▸ **Data shown**:
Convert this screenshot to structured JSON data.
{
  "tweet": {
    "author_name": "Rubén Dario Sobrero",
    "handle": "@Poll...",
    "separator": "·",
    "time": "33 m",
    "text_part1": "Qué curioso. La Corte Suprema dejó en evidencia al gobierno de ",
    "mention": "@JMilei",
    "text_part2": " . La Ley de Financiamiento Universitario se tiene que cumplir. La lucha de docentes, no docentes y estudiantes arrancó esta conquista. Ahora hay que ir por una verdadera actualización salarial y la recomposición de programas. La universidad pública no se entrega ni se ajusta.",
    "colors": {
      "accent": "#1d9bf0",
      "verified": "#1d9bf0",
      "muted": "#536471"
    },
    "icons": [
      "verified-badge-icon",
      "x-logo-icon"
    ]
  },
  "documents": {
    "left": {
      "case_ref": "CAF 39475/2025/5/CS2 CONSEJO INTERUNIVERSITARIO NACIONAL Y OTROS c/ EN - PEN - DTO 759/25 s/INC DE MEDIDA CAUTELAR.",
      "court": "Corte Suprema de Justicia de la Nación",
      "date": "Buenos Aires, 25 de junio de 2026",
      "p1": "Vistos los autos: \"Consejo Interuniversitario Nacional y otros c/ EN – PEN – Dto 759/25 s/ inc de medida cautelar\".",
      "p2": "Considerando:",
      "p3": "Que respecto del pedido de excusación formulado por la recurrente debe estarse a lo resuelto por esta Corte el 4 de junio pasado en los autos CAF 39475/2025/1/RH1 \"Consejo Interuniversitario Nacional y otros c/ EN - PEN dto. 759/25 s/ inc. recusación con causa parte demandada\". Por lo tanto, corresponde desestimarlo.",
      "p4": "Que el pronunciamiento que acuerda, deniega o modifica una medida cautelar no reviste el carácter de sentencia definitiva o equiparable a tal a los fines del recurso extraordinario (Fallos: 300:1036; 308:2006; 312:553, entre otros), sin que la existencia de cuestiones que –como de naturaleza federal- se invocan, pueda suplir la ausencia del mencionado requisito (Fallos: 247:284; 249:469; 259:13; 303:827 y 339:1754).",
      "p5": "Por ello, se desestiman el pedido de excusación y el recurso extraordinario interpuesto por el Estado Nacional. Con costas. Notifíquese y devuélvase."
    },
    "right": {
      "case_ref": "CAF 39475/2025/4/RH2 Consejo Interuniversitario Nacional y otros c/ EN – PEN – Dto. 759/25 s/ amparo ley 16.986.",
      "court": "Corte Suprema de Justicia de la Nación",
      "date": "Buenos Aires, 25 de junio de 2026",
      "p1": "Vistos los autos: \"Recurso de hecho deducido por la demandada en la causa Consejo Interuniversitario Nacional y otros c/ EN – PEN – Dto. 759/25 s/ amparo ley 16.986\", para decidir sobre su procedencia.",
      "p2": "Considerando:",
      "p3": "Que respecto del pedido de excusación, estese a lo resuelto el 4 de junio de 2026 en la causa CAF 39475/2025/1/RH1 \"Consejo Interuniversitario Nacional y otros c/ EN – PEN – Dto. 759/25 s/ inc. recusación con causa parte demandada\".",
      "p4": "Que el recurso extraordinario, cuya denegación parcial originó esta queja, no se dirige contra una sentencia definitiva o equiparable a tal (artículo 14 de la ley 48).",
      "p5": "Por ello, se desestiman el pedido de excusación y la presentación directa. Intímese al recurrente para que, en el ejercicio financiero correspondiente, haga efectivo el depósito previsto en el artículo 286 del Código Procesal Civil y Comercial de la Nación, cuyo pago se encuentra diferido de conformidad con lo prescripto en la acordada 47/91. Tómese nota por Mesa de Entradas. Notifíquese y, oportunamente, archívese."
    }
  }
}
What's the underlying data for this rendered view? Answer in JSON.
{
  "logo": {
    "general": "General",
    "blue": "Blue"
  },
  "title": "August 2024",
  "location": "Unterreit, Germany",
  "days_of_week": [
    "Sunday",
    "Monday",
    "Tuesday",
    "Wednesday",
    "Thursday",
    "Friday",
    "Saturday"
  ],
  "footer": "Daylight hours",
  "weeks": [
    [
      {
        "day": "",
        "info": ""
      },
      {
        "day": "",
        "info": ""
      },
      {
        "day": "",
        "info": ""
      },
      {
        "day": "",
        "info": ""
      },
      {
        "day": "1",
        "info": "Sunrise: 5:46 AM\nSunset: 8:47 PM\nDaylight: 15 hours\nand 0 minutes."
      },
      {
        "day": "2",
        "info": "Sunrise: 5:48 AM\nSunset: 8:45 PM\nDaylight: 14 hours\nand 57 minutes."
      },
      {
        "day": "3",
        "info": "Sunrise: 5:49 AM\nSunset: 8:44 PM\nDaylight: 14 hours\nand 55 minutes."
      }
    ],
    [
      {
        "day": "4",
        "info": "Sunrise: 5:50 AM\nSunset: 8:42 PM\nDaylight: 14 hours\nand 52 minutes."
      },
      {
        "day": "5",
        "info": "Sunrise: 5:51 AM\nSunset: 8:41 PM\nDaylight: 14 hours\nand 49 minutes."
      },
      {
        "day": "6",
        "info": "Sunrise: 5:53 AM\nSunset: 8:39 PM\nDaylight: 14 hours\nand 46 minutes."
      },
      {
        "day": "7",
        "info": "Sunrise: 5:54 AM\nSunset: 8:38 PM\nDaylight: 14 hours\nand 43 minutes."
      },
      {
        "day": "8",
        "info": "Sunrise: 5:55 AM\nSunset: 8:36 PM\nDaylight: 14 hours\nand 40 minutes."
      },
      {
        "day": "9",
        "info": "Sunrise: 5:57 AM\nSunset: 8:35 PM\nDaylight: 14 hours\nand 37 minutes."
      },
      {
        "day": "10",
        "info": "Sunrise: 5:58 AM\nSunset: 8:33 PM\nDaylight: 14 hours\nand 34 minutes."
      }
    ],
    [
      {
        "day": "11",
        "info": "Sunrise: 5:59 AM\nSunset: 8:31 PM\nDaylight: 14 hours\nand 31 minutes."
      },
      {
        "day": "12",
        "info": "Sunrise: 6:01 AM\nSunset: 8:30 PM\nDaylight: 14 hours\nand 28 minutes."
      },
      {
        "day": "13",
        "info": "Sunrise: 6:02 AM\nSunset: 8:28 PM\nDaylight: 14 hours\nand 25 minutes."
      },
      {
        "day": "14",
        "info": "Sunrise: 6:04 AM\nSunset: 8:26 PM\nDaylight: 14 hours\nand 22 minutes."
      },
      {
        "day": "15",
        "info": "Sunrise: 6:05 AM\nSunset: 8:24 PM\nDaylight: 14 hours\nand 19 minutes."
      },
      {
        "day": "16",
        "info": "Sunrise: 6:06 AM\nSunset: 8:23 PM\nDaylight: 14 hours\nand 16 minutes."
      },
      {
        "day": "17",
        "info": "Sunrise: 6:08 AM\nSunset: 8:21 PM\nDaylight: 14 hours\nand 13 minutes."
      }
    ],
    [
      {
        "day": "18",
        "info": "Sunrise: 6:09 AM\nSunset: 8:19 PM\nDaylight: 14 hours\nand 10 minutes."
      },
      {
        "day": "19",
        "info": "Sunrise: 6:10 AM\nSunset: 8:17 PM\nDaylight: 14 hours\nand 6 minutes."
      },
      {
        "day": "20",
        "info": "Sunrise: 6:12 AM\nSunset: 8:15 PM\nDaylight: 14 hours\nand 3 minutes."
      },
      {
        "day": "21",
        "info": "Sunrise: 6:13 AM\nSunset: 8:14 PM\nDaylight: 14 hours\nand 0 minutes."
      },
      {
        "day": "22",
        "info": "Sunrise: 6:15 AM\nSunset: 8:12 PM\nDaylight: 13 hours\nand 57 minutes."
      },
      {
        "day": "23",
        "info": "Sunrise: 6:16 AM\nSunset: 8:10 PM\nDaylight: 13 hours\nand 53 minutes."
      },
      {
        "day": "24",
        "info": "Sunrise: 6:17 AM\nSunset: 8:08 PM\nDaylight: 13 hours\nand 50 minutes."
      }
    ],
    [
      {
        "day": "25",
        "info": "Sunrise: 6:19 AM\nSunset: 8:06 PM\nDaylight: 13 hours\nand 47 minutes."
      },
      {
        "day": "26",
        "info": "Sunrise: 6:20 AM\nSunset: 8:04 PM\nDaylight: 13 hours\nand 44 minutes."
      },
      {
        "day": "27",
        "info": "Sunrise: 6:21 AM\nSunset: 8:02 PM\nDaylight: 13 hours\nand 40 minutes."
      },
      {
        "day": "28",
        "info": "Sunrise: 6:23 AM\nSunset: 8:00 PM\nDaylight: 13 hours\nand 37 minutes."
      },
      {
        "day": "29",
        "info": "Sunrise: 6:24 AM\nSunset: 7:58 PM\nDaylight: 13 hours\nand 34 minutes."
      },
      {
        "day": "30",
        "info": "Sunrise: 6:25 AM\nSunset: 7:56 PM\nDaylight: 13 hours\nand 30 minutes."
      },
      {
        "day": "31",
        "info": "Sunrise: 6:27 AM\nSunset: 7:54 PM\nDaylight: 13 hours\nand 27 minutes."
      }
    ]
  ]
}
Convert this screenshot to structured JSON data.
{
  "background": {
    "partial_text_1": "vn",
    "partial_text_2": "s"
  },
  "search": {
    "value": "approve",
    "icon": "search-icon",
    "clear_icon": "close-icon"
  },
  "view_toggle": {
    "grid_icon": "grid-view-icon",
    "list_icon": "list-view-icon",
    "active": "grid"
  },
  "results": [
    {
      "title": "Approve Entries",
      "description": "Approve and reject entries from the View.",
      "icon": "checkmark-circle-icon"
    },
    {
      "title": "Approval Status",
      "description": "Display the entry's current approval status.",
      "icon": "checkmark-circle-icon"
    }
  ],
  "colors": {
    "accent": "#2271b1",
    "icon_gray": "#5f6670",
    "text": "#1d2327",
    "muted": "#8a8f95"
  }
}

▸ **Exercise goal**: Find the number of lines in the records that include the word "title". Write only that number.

▸ **Solution for this exercise**: 3